Dataset rows for apps and sites —
__________________________________________________
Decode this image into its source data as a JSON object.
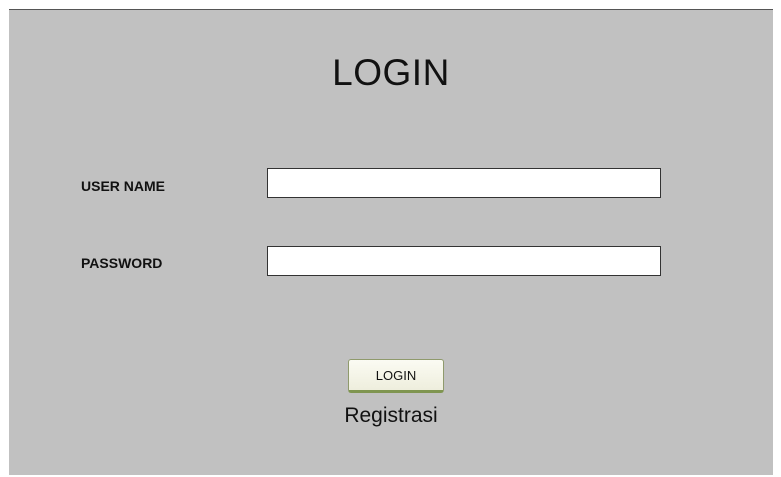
{
  "login_form": {
    "title": "LOGIN",
    "username": {
      "label": "USER NAME",
      "value": "",
      "placeholder": ""
    },
    "password": {
      "label": "PASSWORD",
      "value": "",
      "placeholder": ""
    },
    "submit_label": "LOGIN",
    "register_link_text": "Registrasi"
  },
  "colors": {
    "panel_background": "#c1c1c1",
    "button_accent": "#7f9550"
  }
}
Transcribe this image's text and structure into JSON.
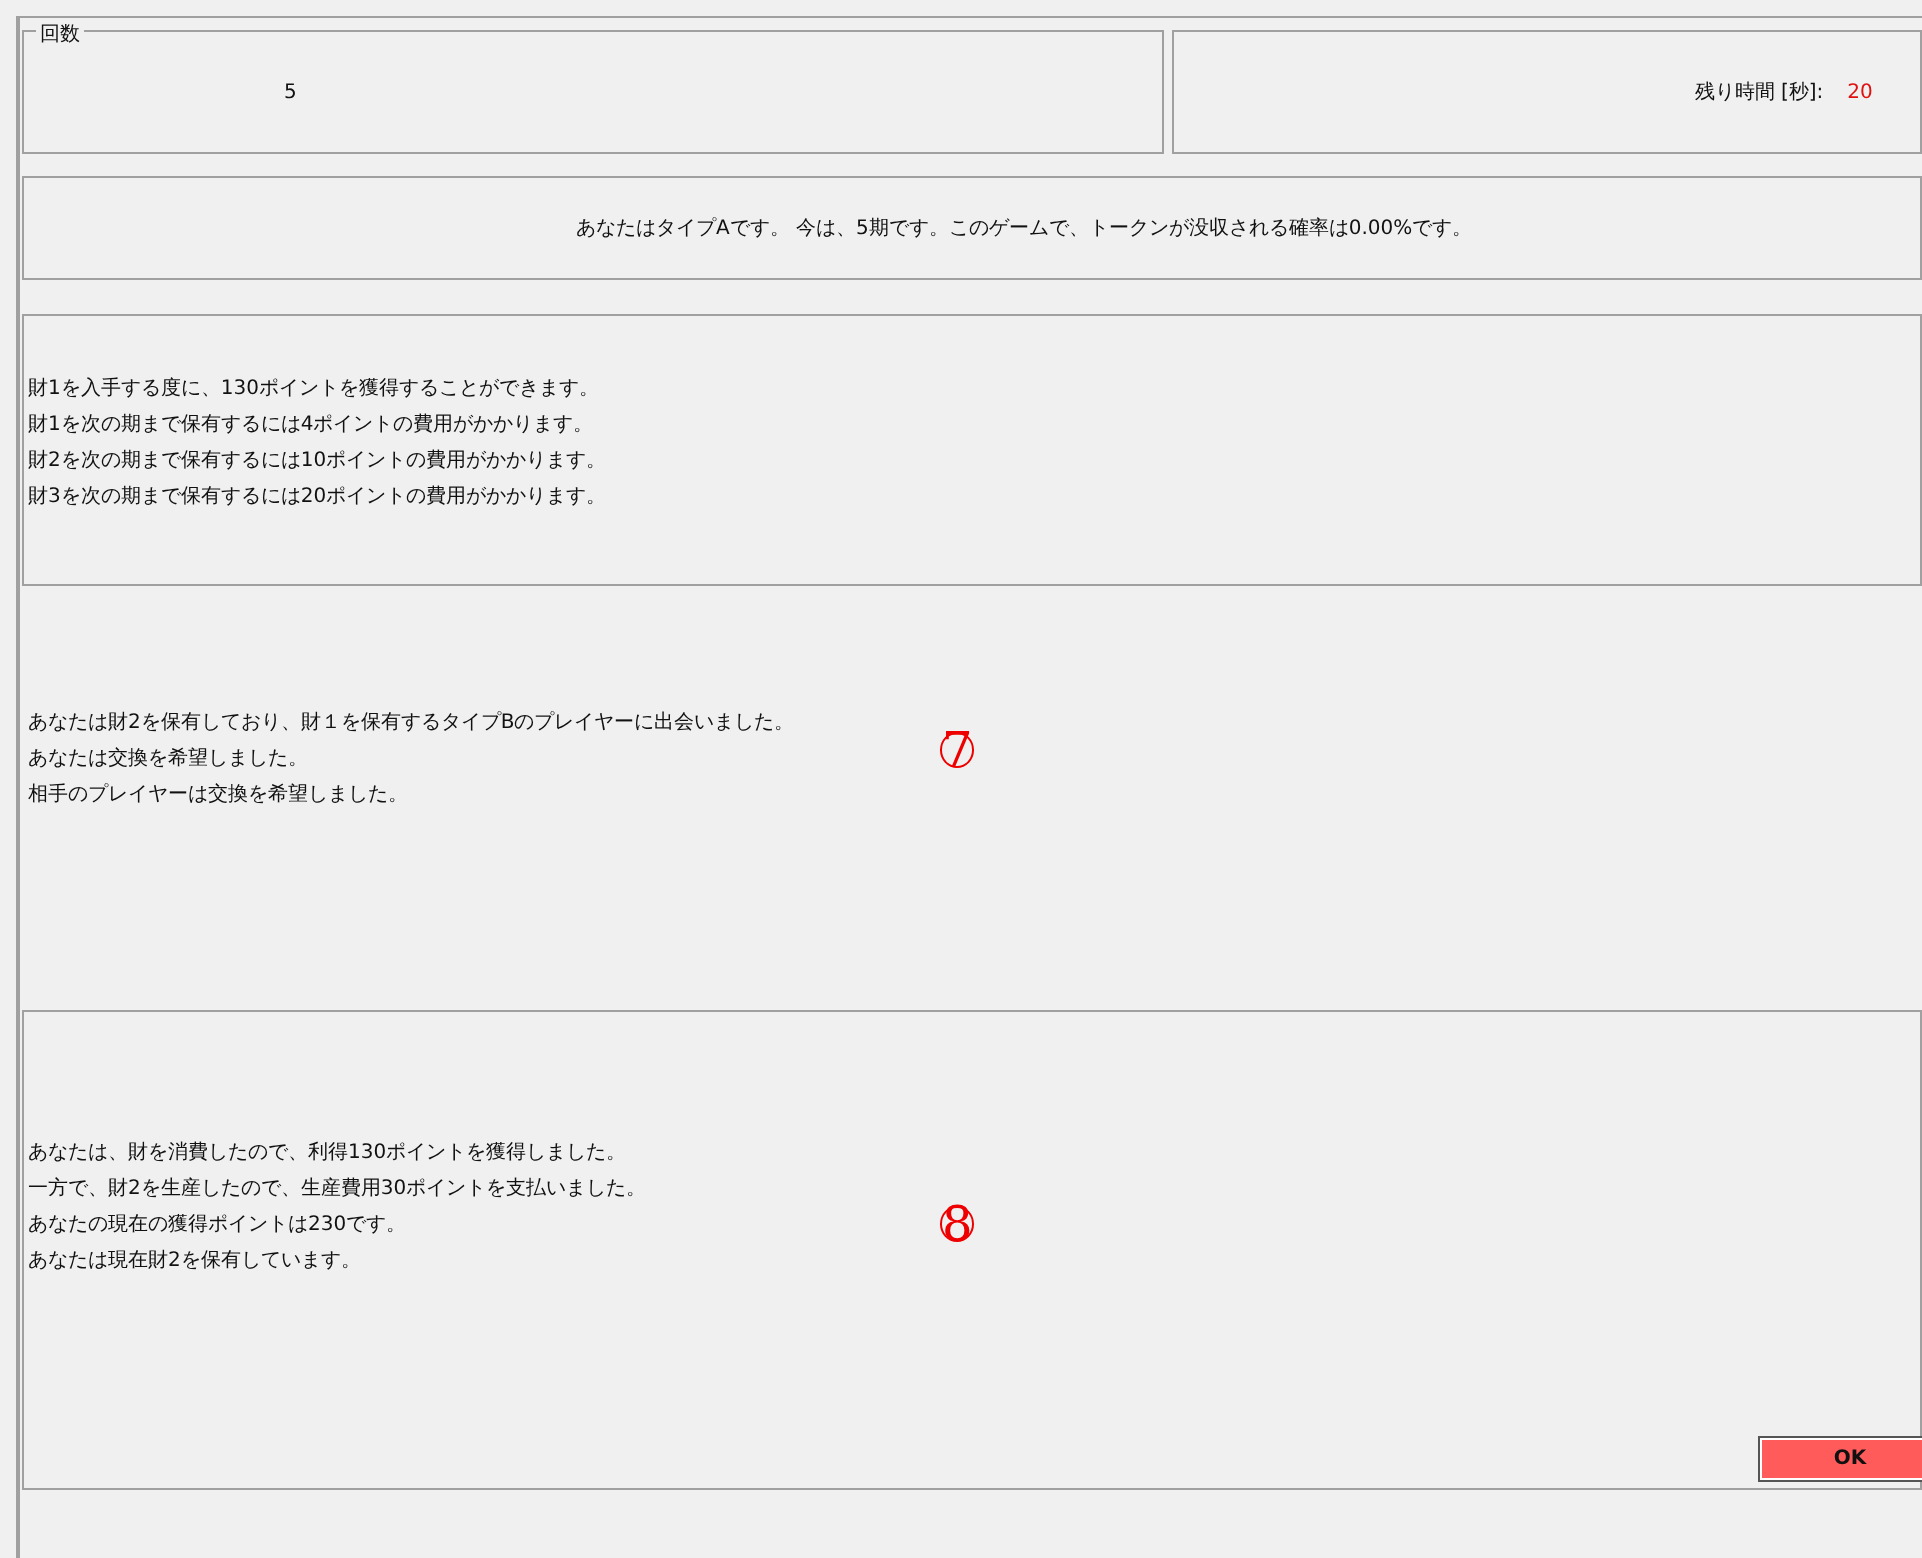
{
  "round_group": {
    "legend": "回数",
    "value": "5"
  },
  "timer": {
    "label": "残り時間 [秒]:",
    "value": "20"
  },
  "status_message": "あなたはタイプAです。 今は、5期です。このゲームで、トークンが没収される確率は0.00%です。",
  "rules_lines": [
    "財1を入手する度に、130ポイントを獲得することができます。",
    "財1を次の期まで保有するには4ポイントの費用がかかります。",
    "財2を次の期まで保有するには10ポイントの費用がかかります。",
    "財3を次の期まで保有するには20ポイントの費用がかかります。"
  ],
  "meeting": {
    "lines": [
      "あなたは財2を保有しており、財１を保有するタイプBのプレイヤーに出会いました。",
      "あなたは交換を希望しました。",
      "相手のプレイヤーは交換を希望しました。"
    ],
    "annotation": "7"
  },
  "result": {
    "lines": [
      "あなたは、財を消費したので、利得130ポイントを獲得しました。",
      "一方で、財2を生産したので、生産費用30ポイントを支払いました。",
      "あなたの現在の獲得ポイントは230です。",
      "あなたは現在財2を保有しています。"
    ],
    "annotation": "8"
  },
  "ok_button": "OK"
}
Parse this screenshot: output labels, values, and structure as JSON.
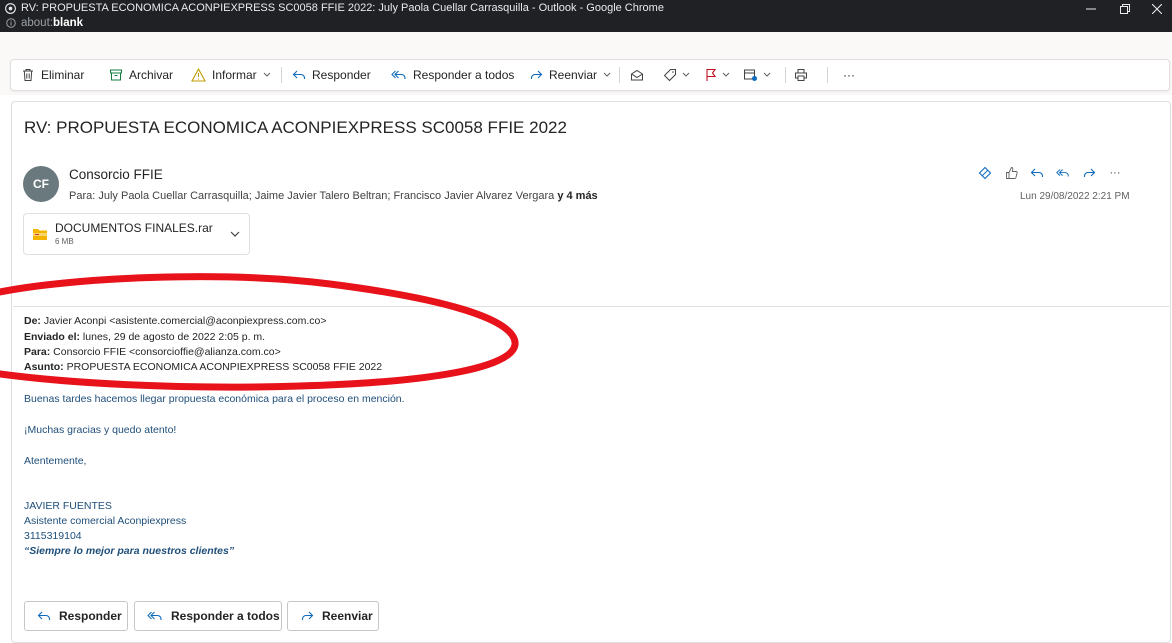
{
  "window": {
    "title": "RV: PROPUESTA ECONOMICA ACONPIEXPRESS SC0058 FFIE 2022: July Paola Cuellar Carrasquilla - Outlook - Google Chrome",
    "url_prefix": "about:",
    "url_bold": "blank"
  },
  "toolbar": {
    "delete_label": "Eliminar",
    "archive_label": "Archivar",
    "report_label": "Informar",
    "reply_label": "Responder",
    "reply_all_label": "Responder a todos",
    "forward_label": "Reenviar",
    "more_label": "···"
  },
  "message": {
    "subject": "RV: PROPUESTA ECONOMICA ACONPIEXPRESS SC0058 FFIE 2022",
    "avatar_initials": "CF",
    "sender": "Consorcio FFIE",
    "to_prefix": "Para:",
    "to_list": "July Paola Cuellar Carrasquilla;  Jaime Javier Talero Beltran;  Francisco Javier Alvarez Vergara",
    "to_more": "y 4 más",
    "date": "Lun 29/08/2022 2:21 PM",
    "more_actions": "···"
  },
  "attachment": {
    "name": "DOCUMENTOS FINALES.rar",
    "size": "6 MB"
  },
  "forwarded": {
    "from_label": "De:",
    "from_value": " Javier Aconpi <asistente.comercial@aconpiexpress.com.co>",
    "sent_label": "Enviado el:",
    "sent_value": " lunes, 29 de agosto de 2022 2:05 p. m.",
    "to_label": "Para:",
    "to_value": " Consorcio FFIE <consorcioffie@alianza.com.co>",
    "subject_label": "Asunto:",
    "subject_value": " PROPUESTA ECONOMICA ACONPIEXPRESS SC0058 FFIE 2022"
  },
  "body": {
    "line1": "Buenas tardes hacemos llegar propuesta económica para el proceso en mención.",
    "line2": "¡Muchas gracias y quedo atento!",
    "line3": "Atentemente,",
    "sig_name": "JAVIER FUENTES",
    "sig_title": "Asistente comercial Aconpiexpress",
    "sig_phone": "3115319104",
    "sig_slogan": "“Siempre lo mejor para nuestros clientes”"
  },
  "footer": {
    "reply_label": "Responder",
    "reply_all_label": "Responder a todos",
    "forward_label": "Reenviar"
  },
  "colors": {
    "annotation_red": "#e8121b",
    "body_text_blue": "#1f4e79",
    "avatar_bg": "#69797e",
    "accent": "#0f6cbd"
  }
}
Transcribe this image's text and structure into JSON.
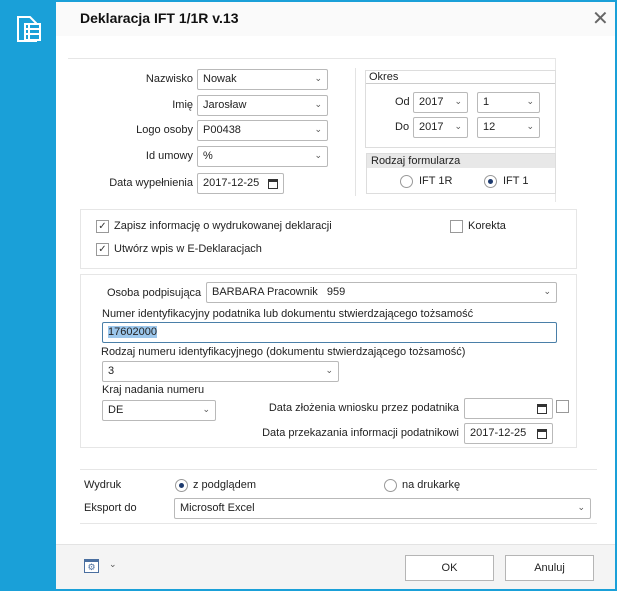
{
  "window": {
    "title": "Deklaracja IFT 1/1R v.13",
    "close_icon": "close-icon",
    "app_icon": "document-table-icon"
  },
  "person": {
    "surname_label": "Nazwisko",
    "surname": "Nowak",
    "name_label": "Imię",
    "name": "Jarosław",
    "code_label": "Logo osoby",
    "code": "P00438",
    "contract_label": "Id umowy",
    "contract": "%",
    "fill_date_label": "Data wypełnienia",
    "fill_date": "2017-12-25"
  },
  "period": {
    "title": "Okres",
    "from_label": "Od",
    "from_year": "2017",
    "from_month": "1",
    "to_label": "Do",
    "to_year": "2017",
    "to_month": "12"
  },
  "form_type": {
    "title": "Rodzaj formularza",
    "options": [
      "IFT 1R",
      "IFT 1"
    ],
    "selected": "IFT 1"
  },
  "options": {
    "save_info": "Zapisz informację o wydrukowanej deklaracji",
    "save_info_checked": true,
    "edecl": "Utwórz wpis w E-Deklaracjach",
    "edecl_checked": true,
    "correction": "Korekta",
    "correction_checked": false
  },
  "signer": {
    "signer_label": "Osoba podpisująca",
    "signer": "BARBARA Pracownik   959",
    "id_label": "Numer identyfikacyjny podatnika lub dokumentu stwierdzającego tożsamość",
    "id_value": "17602000",
    "id_type_label": "Rodzaj numeru identyfikacyjnego (dokumentu stwierdzającego tożsamość)",
    "id_type": "3",
    "country_label": "Kraj nadania numeru",
    "country": "DE",
    "request_date_label": "Data złożenia wniosku przez podatnika",
    "request_date": "",
    "handover_date_label": "Data przekazania informacji podatnikowi",
    "handover_date": "2017-12-25"
  },
  "print": {
    "label": "Wydruk",
    "options": [
      "z podglądem",
      "na drukarkę"
    ],
    "selected": "z podglądem",
    "export_label": "Eksport do",
    "export": "Microsoft Excel"
  },
  "footer": {
    "ok": "OK",
    "cancel": "Anuluj"
  }
}
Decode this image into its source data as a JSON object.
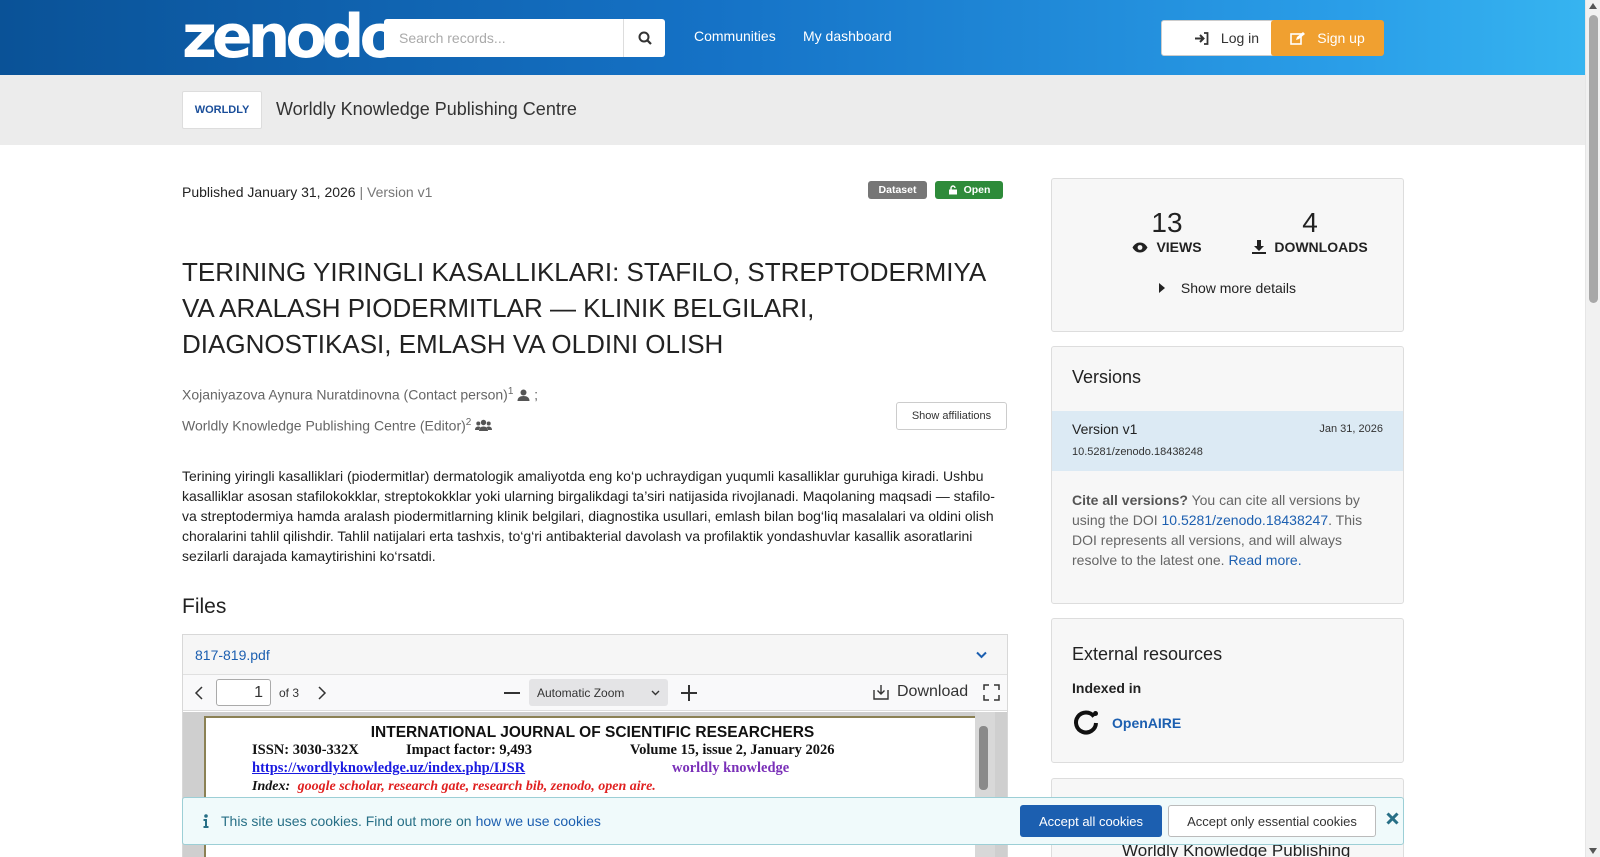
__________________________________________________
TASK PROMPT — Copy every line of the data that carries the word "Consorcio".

FINISHED EXERCISE —
    "sender": "Consorcio FFIE",
    "to_value": " Consorcio FFIE <consorcioffie@alianza.com.co>",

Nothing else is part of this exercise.